THE SUMMIT PROCESS AND PREPARATIONS
“People’s Summit” & “Solutions Summit”
The Summit process unfolds through six periods of work, with the Pre-Summit and Summit as the two major milestones.
1. Mid-2020-January 2021: Engaging Stakeholders & Solidifying Support Structures
The early work of the Summit process included forming the Action Track groups, Champions Network, and UN Task Force. The work of the Scientific Group and Dialogues Programme officially began and a wide range of constituencies were engaged in all work streams.
2. January-March 2021: Identifying Key Ideas
Through both targeted and broad open engagement efforts a ‘first wave’ of more than 1200 ideas and propositions were generated from constituency groups. Propositions were considered against the Summit vision, and ideas were consolidated to identify emerging opportunities, gaps, and where ambition needs to be pressed higher to achieve the SDGs by 2030.
3. April-June 2021: Operationalizing Key Ideas
The rich input generated through all workstreams is consolidated into concrete, evidence-based, and promising propositions with the potential to positively transform food systems when applied at scale. All support structures and workstreams work to meaningfully and transparently engage actors at all levels around these emerging ideas—from local to global and across themes and constituencies. A second wave of idea generation surfaced 956 additional propositions.
4. July 2021: Converging ideas and working towards the Pre-Summit
The Pre-Summit in Rome acted as a convergence point in the 18-month process, bringing together the work of all workstreams and helping to identify three “areas of convergence” to serve as a north star for future work. These three areas reflect a reaffirmation of the 2030 Agenda for Sustainable Development: People, Planet, and Prosperity. Additionally, as part of this convergence, the outcomes of National Dialogues begin to be consolidated into national pathways, which are clear visions of what governments, together with different stakeholders, expect of food systems by 2030.
5. July-September 2021: Building commitments at the Summit
Following the Pre-Summit, the focus of the process coalesced around two key areas, 1. Supporting Member States in the further articulation of their national pathways and relevant commitments, and 2. Support the building of initiatives and commitments by all stakeholder groups that support accelerated action on the SDGs. At the same time, the Statement of Action by the Secretary-General was further refined based on the outcomes of the Pre-Summit and further consultation with the Advisory Committee and stakeholders.

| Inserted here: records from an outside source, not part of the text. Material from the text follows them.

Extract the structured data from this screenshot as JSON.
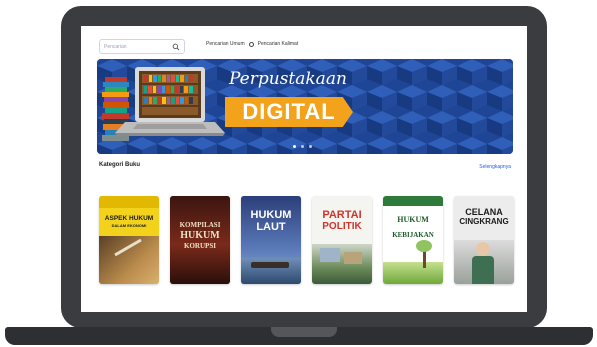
{
  "search": {
    "placeholder": "Pencarian"
  },
  "search_mode": {
    "options": [
      {
        "label": "Pencarian Umum",
        "checked": true
      },
      {
        "label": "Pencarian Kalimat",
        "checked": false
      }
    ]
  },
  "banner": {
    "script_title": "Perpustakaan",
    "main_title": "DIGITAL"
  },
  "carousel": {
    "slides": 3,
    "active": 0
  },
  "section": {
    "title": "Kategori Buku",
    "see_all": "Selengkapnya"
  },
  "books": [
    {
      "title_line1": "ASPEK HUKUM",
      "title_line2": "DALAM EKONOMI"
    },
    {
      "title_line1": "KOMPILASI",
      "title_line2": "HUKUM",
      "title_line3": "KORUPSI"
    },
    {
      "title_line1": "HUKUM",
      "title_line2": "LAUT"
    },
    {
      "title_line1": "PARTAI",
      "title_line2": "POLITIK"
    },
    {
      "title_line1": "HUKUM",
      "title_line2": "KEBIJAKAN"
    },
    {
      "title_line1": "CELANA",
      "title_line2": "CINGKRANG"
    }
  ],
  "colors": {
    "accent": "#f2a31b",
    "link": "#2563d6",
    "banner_bg": "#1d3f8f",
    "frame": "#3b3c3f"
  }
}
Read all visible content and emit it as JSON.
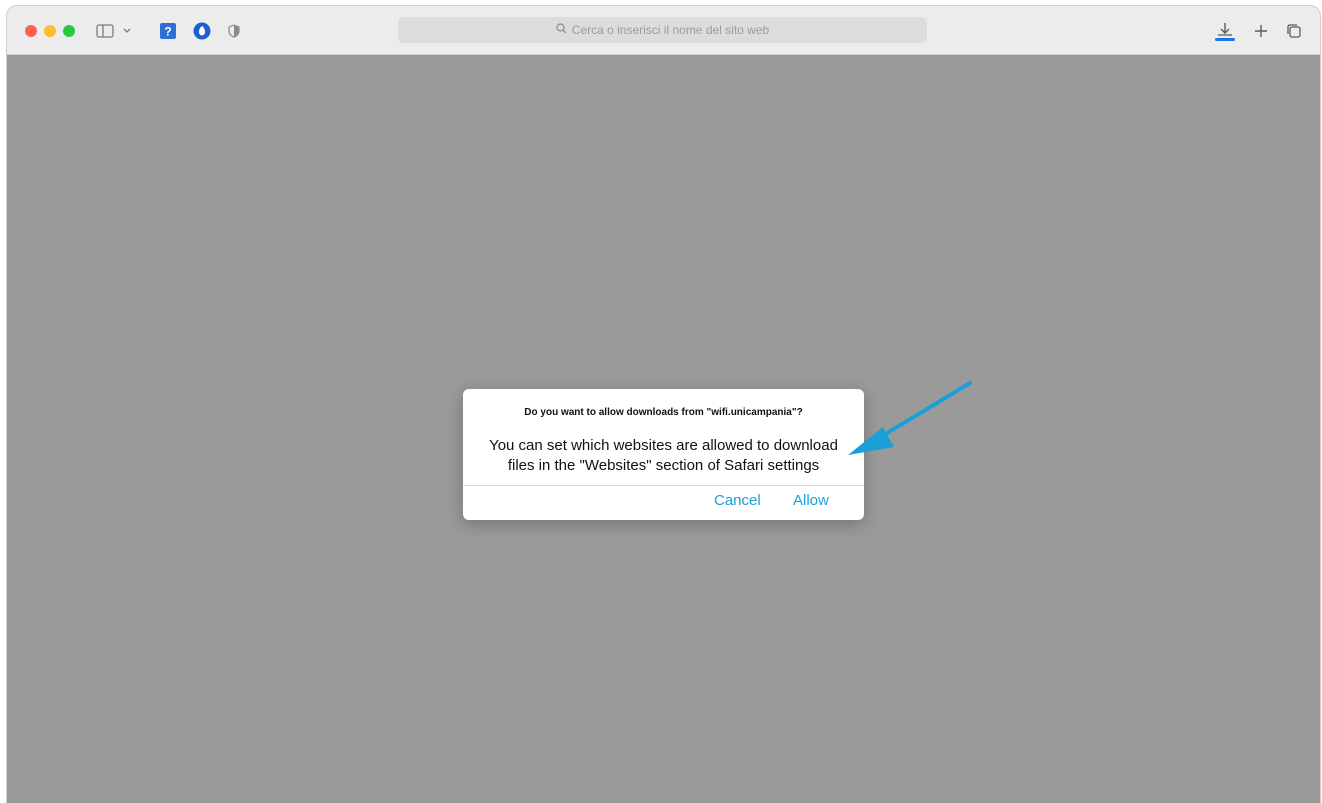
{
  "browser": {
    "address_bar": {
      "placeholder": "Cerca o inserisci il nome del sito web"
    },
    "toolbar_icons": [
      "sidebar-icon",
      "chevron-down-icon",
      "help-extension-icon",
      "privacy-extension-icon",
      "shield-icon",
      "download-icon",
      "plus-icon",
      "tabs-overview-icon"
    ],
    "download_progress": 1.0
  },
  "dialog": {
    "title": "Do you want to allow downloads from \"wifi.unicampania\"?",
    "message_line1": "You can set which websites are allowed to download",
    "message_line2": "files in the \"Websites\" section of Safari settings",
    "cancel_label": "Cancel",
    "allow_label": "Allow"
  },
  "colors": {
    "accent": "#1aa0d8",
    "download_bar": "#1478e6",
    "backdrop": "#9a9a9a",
    "annotation_arrow": "#1aa0d8"
  }
}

The UN Food Systems Summit will be held in New York on 23 September during the UN General Assembly High-level week. The Summit will be a moment to hear from Heads of State and Government, regional groups, and leaders on their commitments to take this agenda forward throughout the Decade of Action.
6. October 2021 and beyond: Post-Summit follow up and implementation
The Summit is one moment that will seek to inspire action over the coming decade. The work will continue well beyond the Summit, particularly at national level as pathways are further refined and commitments translate into action. Multistakeholder initiatives launched at the Summit will work to take systemic action at scale. The work of the Action Tracks, Levers of Change, and Scientific Group will transition to the follow-up and review of the Food Systems Summit at global and country-level. This will be supported by the Rome-Based Agencies (FAO, WFP, IFAD) and the broader UN system at global level and Resident Coordinators and UN Country-teams at country-level. There are also several inter-governmental meetings in the months directly after the Summit which will provide an opportunity further deepen the recognition of the role of food systems in these priority agendas. On the way to 2030, other opportunities for sharing experiences and assessing progress will be identified. This is likely to include a stocktaking of progress since the Food Systems Summit in 2023.